Quick is very grateful to the Waxahachie CARE program, a local nonprofit food pantry that provides food and utility assistance to local residents in need throughout Ellis County. According to its website, its 2020 campaign is: “Waxahachie CARE's – neighbors helping NEIGHBORS. Our goal is to partner up with our local churches, businesses and individuals to make sure Ellis County citizens are fed and well-cared for.”
Quick said she also loves volunteering at the Waxahachie Senior Activity Center, an affiliate of United Way.
Through her network of friends, the word gets out that Quick can show and teach about how free food is readily available, but you just need to know where and when to find it. To help out, Quick gives them her websites, food pick-up locations, recipes, etc. She urges those in need to peruse the local newspapers, check the county websites for free food offers, and finally, encourages folks to call local churches that may offer assistance.
Quick has been a Waxahachie resident since 2013, after she relocated from Santa Clarita, California.
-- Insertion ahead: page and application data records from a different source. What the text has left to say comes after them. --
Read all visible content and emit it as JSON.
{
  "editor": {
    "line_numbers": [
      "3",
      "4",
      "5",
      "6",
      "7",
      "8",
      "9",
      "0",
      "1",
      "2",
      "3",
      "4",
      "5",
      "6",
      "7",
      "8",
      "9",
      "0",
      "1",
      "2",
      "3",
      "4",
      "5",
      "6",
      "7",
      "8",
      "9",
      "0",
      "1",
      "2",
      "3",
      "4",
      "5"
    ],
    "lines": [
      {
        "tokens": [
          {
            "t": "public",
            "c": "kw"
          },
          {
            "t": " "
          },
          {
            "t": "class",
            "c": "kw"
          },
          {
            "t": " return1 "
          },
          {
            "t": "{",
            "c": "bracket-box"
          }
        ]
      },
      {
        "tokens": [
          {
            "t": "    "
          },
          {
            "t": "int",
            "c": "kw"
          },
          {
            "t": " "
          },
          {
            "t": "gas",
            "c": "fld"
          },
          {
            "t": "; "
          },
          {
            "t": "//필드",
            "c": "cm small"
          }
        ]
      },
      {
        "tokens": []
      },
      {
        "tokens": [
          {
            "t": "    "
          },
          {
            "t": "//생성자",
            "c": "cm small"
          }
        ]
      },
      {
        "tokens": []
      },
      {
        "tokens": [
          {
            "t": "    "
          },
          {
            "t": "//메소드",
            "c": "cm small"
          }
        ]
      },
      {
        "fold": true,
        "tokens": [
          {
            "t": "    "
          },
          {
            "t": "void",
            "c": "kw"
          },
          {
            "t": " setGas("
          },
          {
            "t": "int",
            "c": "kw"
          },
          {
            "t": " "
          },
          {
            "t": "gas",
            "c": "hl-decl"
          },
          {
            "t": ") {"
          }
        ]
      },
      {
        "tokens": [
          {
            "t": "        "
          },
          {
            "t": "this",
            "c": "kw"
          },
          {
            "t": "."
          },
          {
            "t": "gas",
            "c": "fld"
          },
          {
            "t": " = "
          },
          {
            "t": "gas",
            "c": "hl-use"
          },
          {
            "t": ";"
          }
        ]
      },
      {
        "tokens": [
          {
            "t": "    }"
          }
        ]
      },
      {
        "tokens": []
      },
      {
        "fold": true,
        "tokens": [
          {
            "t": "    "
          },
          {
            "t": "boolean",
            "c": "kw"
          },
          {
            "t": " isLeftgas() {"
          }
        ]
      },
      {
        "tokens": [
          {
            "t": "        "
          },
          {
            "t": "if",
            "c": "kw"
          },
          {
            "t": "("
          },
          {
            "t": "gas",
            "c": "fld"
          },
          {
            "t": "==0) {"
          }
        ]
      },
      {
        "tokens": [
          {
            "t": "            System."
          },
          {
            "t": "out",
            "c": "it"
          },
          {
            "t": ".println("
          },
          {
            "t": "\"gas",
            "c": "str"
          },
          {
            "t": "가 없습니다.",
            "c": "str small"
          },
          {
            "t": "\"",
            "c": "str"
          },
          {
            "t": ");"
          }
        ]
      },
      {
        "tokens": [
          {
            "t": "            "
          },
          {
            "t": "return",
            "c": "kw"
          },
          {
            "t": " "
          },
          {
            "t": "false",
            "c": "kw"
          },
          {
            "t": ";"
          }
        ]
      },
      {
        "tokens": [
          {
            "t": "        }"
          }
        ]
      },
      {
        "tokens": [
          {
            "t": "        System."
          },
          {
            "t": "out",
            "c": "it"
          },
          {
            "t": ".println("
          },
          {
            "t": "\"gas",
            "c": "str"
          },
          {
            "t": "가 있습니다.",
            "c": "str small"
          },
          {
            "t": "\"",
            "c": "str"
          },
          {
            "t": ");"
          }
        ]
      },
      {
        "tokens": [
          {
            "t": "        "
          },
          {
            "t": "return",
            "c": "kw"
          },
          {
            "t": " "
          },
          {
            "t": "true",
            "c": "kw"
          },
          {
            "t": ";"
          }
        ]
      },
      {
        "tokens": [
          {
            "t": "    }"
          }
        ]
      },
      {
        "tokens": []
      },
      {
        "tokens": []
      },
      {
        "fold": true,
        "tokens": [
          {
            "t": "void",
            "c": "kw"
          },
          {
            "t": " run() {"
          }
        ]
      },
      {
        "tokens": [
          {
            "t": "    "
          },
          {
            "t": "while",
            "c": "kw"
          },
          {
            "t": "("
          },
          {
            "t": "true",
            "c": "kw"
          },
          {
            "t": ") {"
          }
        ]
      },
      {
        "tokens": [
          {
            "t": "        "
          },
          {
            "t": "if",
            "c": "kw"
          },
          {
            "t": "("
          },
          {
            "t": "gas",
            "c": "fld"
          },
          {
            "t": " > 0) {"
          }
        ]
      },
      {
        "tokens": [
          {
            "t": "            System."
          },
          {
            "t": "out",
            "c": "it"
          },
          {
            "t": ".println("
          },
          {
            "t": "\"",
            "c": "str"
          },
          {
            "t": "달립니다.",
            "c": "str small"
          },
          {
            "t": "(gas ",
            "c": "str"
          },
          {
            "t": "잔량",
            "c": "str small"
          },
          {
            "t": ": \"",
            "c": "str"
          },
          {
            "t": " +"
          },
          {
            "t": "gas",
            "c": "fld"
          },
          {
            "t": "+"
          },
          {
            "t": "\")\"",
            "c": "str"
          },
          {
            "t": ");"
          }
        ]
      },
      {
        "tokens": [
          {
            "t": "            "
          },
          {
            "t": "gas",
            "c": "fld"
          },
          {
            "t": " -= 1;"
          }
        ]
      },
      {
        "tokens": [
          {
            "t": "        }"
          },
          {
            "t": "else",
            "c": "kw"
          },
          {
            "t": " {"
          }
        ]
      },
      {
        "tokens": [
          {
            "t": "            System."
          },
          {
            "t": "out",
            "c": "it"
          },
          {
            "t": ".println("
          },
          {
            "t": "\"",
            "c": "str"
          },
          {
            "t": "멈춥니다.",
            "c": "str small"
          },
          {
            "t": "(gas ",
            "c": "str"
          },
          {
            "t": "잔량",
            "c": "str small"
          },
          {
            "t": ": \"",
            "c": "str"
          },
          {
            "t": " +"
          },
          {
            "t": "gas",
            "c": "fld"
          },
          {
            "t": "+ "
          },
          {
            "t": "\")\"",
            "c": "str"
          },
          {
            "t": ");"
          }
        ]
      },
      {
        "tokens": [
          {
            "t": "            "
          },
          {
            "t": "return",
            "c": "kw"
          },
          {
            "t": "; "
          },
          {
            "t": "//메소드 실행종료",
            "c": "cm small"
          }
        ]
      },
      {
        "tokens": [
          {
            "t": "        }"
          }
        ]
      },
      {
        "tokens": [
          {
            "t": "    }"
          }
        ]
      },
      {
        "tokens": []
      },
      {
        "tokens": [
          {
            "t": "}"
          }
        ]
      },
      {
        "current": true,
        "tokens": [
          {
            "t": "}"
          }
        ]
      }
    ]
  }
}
She has two grown children, and raised her kids as a single mom.
This fascinating lady has worked several jobs over the years: One of her favorite vocations was when she was a men’s barber at the MGM Grand Hotel in Las Vegas, Nevada, in the early '80s. From there, she became an aesthetician -- a specialist in skin beautification. These days, she dapples in costume jewelry sales.
She has always had a heart for single mothers, children, and helping others in need. She enjoys the theater, art, and “especially loves $5 BLING,” according to her Facebook page.
“I am proud that I have led a successful life as a single lady, and I have been doubly blessed with a lot a free food that has helped me make it through the good times as well as the bad,” Quick says. “I just want to make sure that no person in Waxahachie goes hungry. We, as a caring community, need to be about helping out our neighbors all over the city.”
For more information on how to get "free food" assistance, contact Patty Hullett at (469) 383-1098.